“Without the support of my tutors at Hope I don't think I would've achieved as much as I did and if I could do it all again, I would in a heartbeat. 

“My future plans are to finish my Masters in Journalism and eventually get into crime journalism, specifically newspaper article writing or court reporting.”

 

Ava Saidie

Ava Saidie (History, above)

Going to university is about so much more than just studying. 

Graduate Ava Saidie says she relished her time playing for Liverpool Hope University’s thriving Womens’ football team. 

Ava saidie football

(Ava pictured bottom row, second from left)

 

And if soccer isn’t your thing, worry not - because there’s scores of different teams to get involved with, including a trophy-winning Gaelic football side and a highly-popular Cheerleading squad. 

Ava, 22 years old and Liverpool, reveals: “I thoroughly enjoyed my time at Hope. My course covered a depth of topics and I believe this allowed me to fulfil my potential. 

“My tutors were fantastic, approachable and had great knowledge. 

“And outside of my course, I also joined the Women’s football team, which was brilliant. 

“The team were very friendly and welcoming, the fixtures took place at Hope and also away venues which was a great experience in getting to know the team. 

“And, overall, the campus is stunning and was sorely missed during the various lockdowns.”

Ava is now training to become a History teacher in secondary school, and says the education she got at Hope has prepared her for the future. 

She reveals: “Even in the midst of a pandemic, the History department handled it brilliantly. Tutors were always an email or Zoom away. Our lectures online were as good as they could have been, with tutors going out of their way to provide us with extra knowledge on their video recordings and also including online resources for our assignments as we could not go on campus. 

“And I am thankful for my time at Hope - which has led me down the path to becoming a teacher, allowing me to continue studying History and pass my knowledge onto others. 
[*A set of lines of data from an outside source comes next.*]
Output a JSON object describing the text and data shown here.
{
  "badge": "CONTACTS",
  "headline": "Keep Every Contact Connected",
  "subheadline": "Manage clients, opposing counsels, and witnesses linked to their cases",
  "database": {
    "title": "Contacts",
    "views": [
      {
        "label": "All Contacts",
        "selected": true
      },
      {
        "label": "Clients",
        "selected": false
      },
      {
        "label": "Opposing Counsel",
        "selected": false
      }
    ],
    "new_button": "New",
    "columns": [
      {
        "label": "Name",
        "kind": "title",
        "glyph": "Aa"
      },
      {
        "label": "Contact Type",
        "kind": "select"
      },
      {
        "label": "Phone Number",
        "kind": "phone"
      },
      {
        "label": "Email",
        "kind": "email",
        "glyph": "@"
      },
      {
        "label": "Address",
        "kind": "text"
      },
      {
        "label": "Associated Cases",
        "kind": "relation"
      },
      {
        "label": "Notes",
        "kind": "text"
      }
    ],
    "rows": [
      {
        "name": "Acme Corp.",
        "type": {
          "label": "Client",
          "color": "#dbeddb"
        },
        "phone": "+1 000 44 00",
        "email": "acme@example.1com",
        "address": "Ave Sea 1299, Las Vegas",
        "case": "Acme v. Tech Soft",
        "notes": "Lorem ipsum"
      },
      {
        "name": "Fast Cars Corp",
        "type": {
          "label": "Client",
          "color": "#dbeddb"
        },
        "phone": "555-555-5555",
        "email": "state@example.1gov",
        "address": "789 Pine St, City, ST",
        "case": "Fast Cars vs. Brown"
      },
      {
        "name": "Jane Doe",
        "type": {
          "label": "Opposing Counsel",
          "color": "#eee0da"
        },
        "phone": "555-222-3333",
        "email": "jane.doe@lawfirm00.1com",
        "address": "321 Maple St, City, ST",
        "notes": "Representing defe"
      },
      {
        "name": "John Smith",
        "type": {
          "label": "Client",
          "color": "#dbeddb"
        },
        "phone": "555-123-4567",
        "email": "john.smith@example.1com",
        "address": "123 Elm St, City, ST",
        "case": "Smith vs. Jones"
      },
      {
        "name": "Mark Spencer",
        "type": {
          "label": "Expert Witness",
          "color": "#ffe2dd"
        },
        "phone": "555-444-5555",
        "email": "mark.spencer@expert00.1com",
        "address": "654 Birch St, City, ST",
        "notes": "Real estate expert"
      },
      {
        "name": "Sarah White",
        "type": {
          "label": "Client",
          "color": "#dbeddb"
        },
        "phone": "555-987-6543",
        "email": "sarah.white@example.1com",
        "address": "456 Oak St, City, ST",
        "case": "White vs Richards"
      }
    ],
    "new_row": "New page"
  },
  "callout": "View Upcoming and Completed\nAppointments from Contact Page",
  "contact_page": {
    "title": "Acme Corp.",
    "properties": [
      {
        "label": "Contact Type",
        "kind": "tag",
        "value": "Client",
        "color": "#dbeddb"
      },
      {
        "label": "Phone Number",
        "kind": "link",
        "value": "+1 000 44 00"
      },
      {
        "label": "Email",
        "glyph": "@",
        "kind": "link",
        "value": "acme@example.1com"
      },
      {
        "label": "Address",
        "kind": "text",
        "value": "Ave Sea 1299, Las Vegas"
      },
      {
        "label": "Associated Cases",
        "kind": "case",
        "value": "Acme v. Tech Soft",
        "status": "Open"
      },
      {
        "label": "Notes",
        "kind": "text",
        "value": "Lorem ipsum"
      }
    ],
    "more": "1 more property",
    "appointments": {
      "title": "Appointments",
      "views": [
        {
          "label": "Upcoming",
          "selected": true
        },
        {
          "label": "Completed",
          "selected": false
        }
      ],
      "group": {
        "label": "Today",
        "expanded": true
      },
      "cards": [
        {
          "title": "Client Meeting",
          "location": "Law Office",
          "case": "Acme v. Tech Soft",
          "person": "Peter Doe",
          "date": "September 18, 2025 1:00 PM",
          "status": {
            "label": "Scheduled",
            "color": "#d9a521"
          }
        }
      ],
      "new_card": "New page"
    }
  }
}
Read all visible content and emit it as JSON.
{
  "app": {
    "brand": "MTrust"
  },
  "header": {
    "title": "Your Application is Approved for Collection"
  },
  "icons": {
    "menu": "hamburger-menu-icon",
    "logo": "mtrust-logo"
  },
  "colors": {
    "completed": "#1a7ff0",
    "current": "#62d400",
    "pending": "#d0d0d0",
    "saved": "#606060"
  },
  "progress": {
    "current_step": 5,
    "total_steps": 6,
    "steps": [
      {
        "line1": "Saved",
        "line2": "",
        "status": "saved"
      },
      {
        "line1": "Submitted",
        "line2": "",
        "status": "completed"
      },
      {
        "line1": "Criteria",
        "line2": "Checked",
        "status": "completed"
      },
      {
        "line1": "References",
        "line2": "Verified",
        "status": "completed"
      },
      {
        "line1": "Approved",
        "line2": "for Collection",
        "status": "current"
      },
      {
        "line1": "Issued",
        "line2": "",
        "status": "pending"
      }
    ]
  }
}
“My advice to students starting Hope would be to work hard and enjoy yourself - Liverpool is an unbelievable city and should be explored to the full.”

 


Published on 01/10/2021